Information -
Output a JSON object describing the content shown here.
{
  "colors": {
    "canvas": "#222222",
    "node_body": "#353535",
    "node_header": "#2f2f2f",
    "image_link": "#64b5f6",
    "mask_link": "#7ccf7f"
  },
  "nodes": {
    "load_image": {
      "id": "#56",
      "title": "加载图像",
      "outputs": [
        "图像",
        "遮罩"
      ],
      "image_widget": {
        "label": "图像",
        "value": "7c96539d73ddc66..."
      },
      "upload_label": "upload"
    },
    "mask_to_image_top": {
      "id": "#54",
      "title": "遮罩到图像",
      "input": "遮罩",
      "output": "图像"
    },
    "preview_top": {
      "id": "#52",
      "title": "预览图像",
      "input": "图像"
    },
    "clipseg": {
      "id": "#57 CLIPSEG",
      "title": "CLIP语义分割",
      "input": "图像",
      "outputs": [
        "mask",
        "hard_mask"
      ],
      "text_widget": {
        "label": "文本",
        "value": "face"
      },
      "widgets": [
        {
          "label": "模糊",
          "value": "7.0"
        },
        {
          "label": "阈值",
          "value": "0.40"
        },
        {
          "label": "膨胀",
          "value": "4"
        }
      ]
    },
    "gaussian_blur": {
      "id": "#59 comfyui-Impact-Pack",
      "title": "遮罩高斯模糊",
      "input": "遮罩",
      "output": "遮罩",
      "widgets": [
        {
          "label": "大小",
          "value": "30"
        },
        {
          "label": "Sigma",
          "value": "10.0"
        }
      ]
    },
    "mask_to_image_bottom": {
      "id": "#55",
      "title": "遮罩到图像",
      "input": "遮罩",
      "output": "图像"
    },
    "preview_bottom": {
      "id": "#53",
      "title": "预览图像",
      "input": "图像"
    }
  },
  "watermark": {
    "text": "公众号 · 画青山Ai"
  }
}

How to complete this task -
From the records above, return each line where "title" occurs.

Solution to this problem -
      "title": "加载图像",
      "title": "遮罩到图像",
      "title": "预览图像",
      "title": "CLIP语义分割",
      "title": "遮罩高斯模糊",
      "title": "遮罩到图像",
      "title": "预览图像",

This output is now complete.